"Getting Naked": A book review
No matter how creative your job is, once money is being exchanged for providing a product or service, you have entered into a commercial business relationship.
This includes the relationship between author and publisher. When I tell people I write novels for a living, there is often the romantic assumption that I spend my time alone, perhaps reclining on a chaise longue, lost in an imaginative world of my characters, answerable to nobody.
Aside, sadly, from the chaise longue bit, they would be largely correct! However, from the moment I write The End and hit ‘send’ to my editor, to the point the book hits the shelves, I am lost not in the world of my characters, but in that of the world of publishing, where everything from the title, to the cover, to the marketing strategy, needs to be negotiated.
I say ‘negotiated’. I wish it felt like a collaboration all the time, but that’s not always the case. Sometimes there’s a lack of transparency; promises are made that can’t then be fulfilled, publication dates are moved, and so on. The balance of power in the author/publisher relationship can sometimes feel one-sided. When mistakes are made which lead to poor sales, accountability isn’t always taken, or comes at the wrong time.
Don’t misunderstand me, I know I am super lucky to do a job that allows me many freedoms, but I’m always keen to learn more about commercial ways of working. This is why I was particularly interested to come across a book called Getting Naked that presented a novel (see what I did there?) way of doing business, to realise there might be a different approach, where all those things I just talked about: honesty, transparency, collaboration and being vulnerable are King.
In this brilliantly original book, author and management consultant guru Patrick Lencioni gives us a business fable to present the case for doing what he dubs ‘naked service’.
When you take on a commercial role, the expectation is very much that you must be super-confident and ‘go-getting’; revenue-driven, even ruthless. There’s a hard-sell approach and a tendency towards what can be ‘got’. Even the language supports this culture. There's talk about ‘winning’ clients, and ‘closing’ deals, rather than opening up relationships.
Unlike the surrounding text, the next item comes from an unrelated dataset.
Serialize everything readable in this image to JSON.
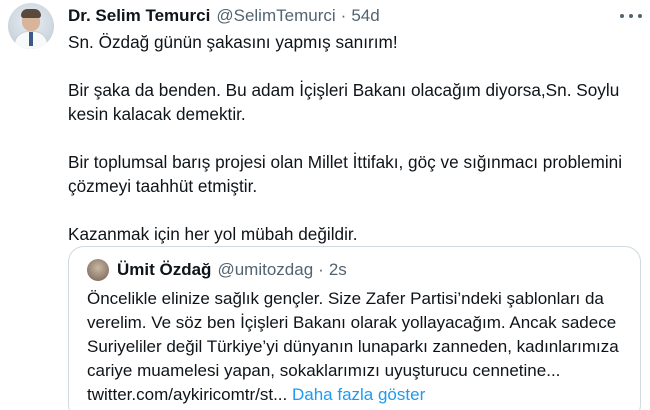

In Getting Naked, Lencioni argues not just that there’s another way, but that it’s only by following this way, being vulnerable and authentic, asking questions and owning our weaknesses, that we form strong, honest, client relationships. That we foster loyalty, trust and allegiance.
However, he points out that there are three main professional fears that block this ‘naked service’.
1) Fear of losing business
2) Fear of being embarrassed
3) Fear of feeling inferior
‘Getting Naked’ is ultimately a book about becoming aware of these fears and how to master them.
Once upon a time in a business fable
Naturally, as a storyteller and a reader of primarily fiction, the ‘fable’ format hugely appealed. In Getting Naked we meet Jack Bauer, an up and coming consultant at a big consultancy called Kendrick and Black. As head of sales, he often lost out on new business to a smaller consultancy named Lighthouse. When Bauer is put in charge of a merger between his employer and Lighthouse, he begins to learn about naked service.
This isn’t at first a straightforward experience: on meeting Lighthouse staff, he realises that his former competitor’s culture is very different from that at Kendrick and Black.
They charge higher fees
They don’t recruit many junior staff
They’re transparent and ask lots of questions
They spend lots of time with the client without even discussing fees, in other words, they focus on helping not on selling
They tell clients the truth, even when they don’t want to hear it
They are even willing to “take a bullet” for clients, if that remove the burden from customers
They are honest with clients about their shortcomings
Bauer is initially reluctant about these alien tactics - the principles of ‘naked service’, effectively because he’s scared, scared of what? Of losing business, being embarrassed and feeling inferior.
However, once he opens his mind and embraces these principles he has a life-changing experience. He realises that what differentiates Lighthouse is this ‘naked’ way of doing business. This means letting people see who you really are, instead of working hard to cover up mistakes or so-called character defects. It means showing vulnerability and being honest even when it’s difficult. It means being humble and taking the buck occasionally, even if you’re not the guilty party.
Essentially, Bauer learns that when you do give ‘naked’ service, a trusted relationship is formed that can stand the test of time. And as a result, you receive more referrals and are ultimately more successful.
The joy of the fable
Lencioni could have written a bog-standard business textbook about the ‘naked’ service model. By writing a fictitious story however (and as I’ve said, as a novelist, I may be biased!), he lifts up his subject and makes it engaging, fun and entirely relatable. Crucially, by giving it the perfect context, he makes it truly memorable.
This is essential reading for anyone in a client facing role - even perhaps those who work in publishing! ;-)